INPUT DATA:
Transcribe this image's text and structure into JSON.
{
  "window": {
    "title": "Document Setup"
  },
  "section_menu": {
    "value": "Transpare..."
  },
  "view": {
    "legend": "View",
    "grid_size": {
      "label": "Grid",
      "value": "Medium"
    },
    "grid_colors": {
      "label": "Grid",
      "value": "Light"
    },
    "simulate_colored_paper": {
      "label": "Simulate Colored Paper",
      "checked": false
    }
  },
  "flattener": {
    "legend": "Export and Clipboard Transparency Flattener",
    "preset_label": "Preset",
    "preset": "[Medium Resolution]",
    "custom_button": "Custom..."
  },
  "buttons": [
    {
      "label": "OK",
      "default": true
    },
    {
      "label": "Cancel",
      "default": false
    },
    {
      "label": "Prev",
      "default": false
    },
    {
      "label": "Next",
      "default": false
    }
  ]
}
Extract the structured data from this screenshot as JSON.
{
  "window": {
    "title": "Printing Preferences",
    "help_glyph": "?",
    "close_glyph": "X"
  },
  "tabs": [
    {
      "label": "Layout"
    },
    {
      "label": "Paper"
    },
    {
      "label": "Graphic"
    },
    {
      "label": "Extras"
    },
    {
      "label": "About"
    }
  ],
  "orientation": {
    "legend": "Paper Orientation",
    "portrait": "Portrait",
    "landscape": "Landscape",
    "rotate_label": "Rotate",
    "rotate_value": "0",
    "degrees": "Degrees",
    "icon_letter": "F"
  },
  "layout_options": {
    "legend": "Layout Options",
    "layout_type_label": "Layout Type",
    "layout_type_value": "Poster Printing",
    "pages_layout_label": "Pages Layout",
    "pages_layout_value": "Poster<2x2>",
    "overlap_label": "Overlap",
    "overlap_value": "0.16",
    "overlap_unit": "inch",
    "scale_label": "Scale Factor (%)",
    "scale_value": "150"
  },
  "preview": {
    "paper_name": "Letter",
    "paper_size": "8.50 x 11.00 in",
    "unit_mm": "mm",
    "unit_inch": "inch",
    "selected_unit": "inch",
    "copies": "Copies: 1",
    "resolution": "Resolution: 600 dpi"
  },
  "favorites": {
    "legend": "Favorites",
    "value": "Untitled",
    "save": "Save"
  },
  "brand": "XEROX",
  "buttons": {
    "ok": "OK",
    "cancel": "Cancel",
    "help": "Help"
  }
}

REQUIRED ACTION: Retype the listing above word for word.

TASK SOLUTION:
Transcribe this image's text and structure into JSON.
{
  "window": {
    "title": "Document Setup"
  },
  "section_menu": {
    "value": "Transpare..."
  },
  "view": {
    "legend": "View",
    "grid_size": {
      "label": "Grid",
      "value": "Medium"
    },
    "grid_colors": {
      "label": "Grid",
      "value": "Light"
    },
    "simulate_colored_paper": {
      "label": "Simulate Colored Paper",
      "checked": false
    }
  },
  "flattener": {
    "legend": "Export and Clipboard Transparency Flattener",
    "preset_label": "Preset",
    "preset": "[Medium Resolution]",
    "custom_button": "Custom..."
  },
  "buttons": [
    {
      "label": "OK",
      "default": true
    },
    {
      "label": "Cancel",
      "default": false
    },
    {
      "label": "Prev",
      "default": false
    },
    {
      "label": "Next",
      "default": false
    }
  ]
}
Extract the structured data from this screenshot as JSON.
{
  "window": {
    "title": "Printing Preferences",
    "help_glyph": "?",
    "close_glyph": "X"
  },
  "tabs": [
    {
      "label": "Layout"
    },
    {
      "label": "Paper"
    },
    {
      "label": "Graphic"
    },
    {
      "label": "Extras"
    },
    {
      "label": "About"
    }
  ],
  "orientation": {
    "legend": "Paper Orientation",
    "portrait": "Portrait",
    "landscape": "Landscape",
    "rotate_label": "Rotate",
    "rotate_value": "0",
    "degrees": "Degrees",
    "icon_letter": "F"
  },
  "layout_options": {
    "legend": "Layout Options",
    "layout_type_label": "Layout Type",
    "layout_type_value": "Poster Printing",
    "pages_layout_label": "Pages Layout",
    "pages_layout_value": "Poster<2x2>",
    "overlap_label": "Overlap",
    "overlap_value": "0.16",
    "overlap_unit": "inch",
    "scale_label": "Scale Factor (%)",
    "scale_value": "150"
  },
  "preview": {
    "paper_name": "Letter",
    "paper_size": "8.50 x 11.00 in",
    "unit_mm": "mm",
    "unit_inch": "inch",
    "selected_unit": "inch",
    "copies": "Copies: 1",
    "resolution": "Resolution: 600 dpi"
  },
  "favorites": {
    "legend": "Favorites",
    "value": "Untitled",
    "save": "Save"
  },
  "brand": "XEROX",
  "buttons": {
    "ok": "OK",
    "cancel": "Cancel",
    "help": "Help"
  }
}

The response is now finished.